  • Creditors participating in your plan usually refrain from contact, but there is no legal authority to enforce this.
  • Creditors remain free to pursue collection activity and/or legal action.
  • Debts secured to an asset are normally not covered; you would manage those outside your credit counselling plan.
  • Assets are normally not surrendered for credit counselling plans, but you may choose to do so.
Time to be Debt-Free
  • Repayment terms vary depending on your situation. Terms of 24-48 months are common.
  • Must be completed within 60 months.
  • A different type of proposal is available if you need a term longer than 5 years.
  • You can pay off your Consumer Proposal early at any time.
  • Terms of repayment plan will vary depending on the size of debt etc. Terms of 60 months are common.
  • Payments can go on to a maximum of 5 years.
  • Debt repayment plans may be paid off early.
Credit Rating Impact
  • In BC an R7 rating will be noted for 3 years after completion, or 6 years from the date of filing, whichever comes first.
  • You can apply for new credit any time.
  • One-on-one financial counselling on credit scores, money management and more provided by fully qualified Insolvency Counsellors.
  • In BC an R7 rating will be noted for 2 years after completion.
  • You can often use and get new credit, but some credit counsellors may ask you to sign a disclosure statement that you will not do so.
  • Credit counselling education resources are generally available.
Debt Help Expertise & Qualifications

Licensed Insolvency Trustees are licensed, overseen and regulated by the Federal government. They are:

The only professionals in Canada legally empowered to help Canadians reduce/eliminate their debts.

Bound to comply with a Code of Ethics and rules of professional conduct.

The Office of the Superintendent of Bankruptcy oversees all matters and filings related to Consumer Proposals.

Credit counsellors are not legally required to have specific qualifications or training.

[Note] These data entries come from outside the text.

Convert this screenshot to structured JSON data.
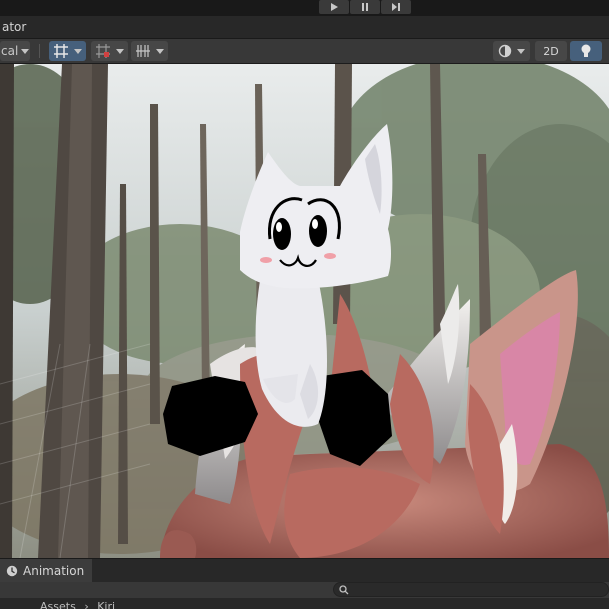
{
  "window": {
    "title_fragment": "ator"
  },
  "toolbar": {
    "shading_label": "cal",
    "mode_2d_label": "2D"
  },
  "animation_panel": {
    "tab_label": "Animation",
    "search_placeholder": "",
    "breadcrumb": [
      "Assets",
      "Kiri"
    ]
  },
  "icons": [
    "play-icon",
    "pause-icon",
    "step-icon",
    "grid-icon",
    "snap-icon",
    "increment-icon",
    "gizmo-icon",
    "lighting-icon",
    "animation-icon",
    "search-icon"
  ],
  "colors": {
    "active_toggle": "#46607c",
    "toolbar_bg": "#383838",
    "panel_bg": "#282828"
  }
}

Anyone can call themself a ‘credit counsellor’.

Credit counselling does not fall under any government program or endorsement; some organizations are registered as collection agencies or debt repayment agents.

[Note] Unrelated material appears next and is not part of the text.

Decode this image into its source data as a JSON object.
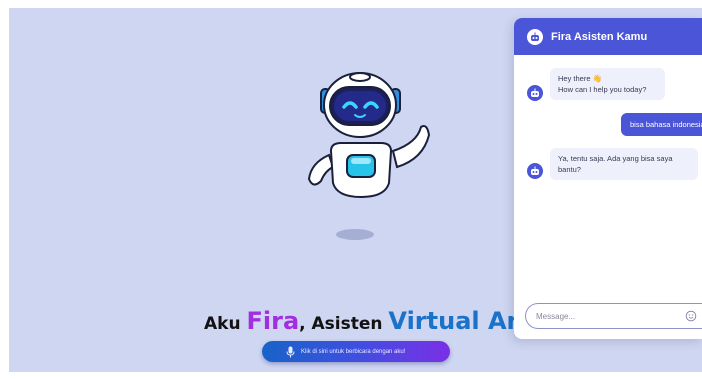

The Government of Canada has published credit counsellor consumer alert references and notes some credit counsellors may promote their services over other options, since they receive money from your creditors based on what they recover from you.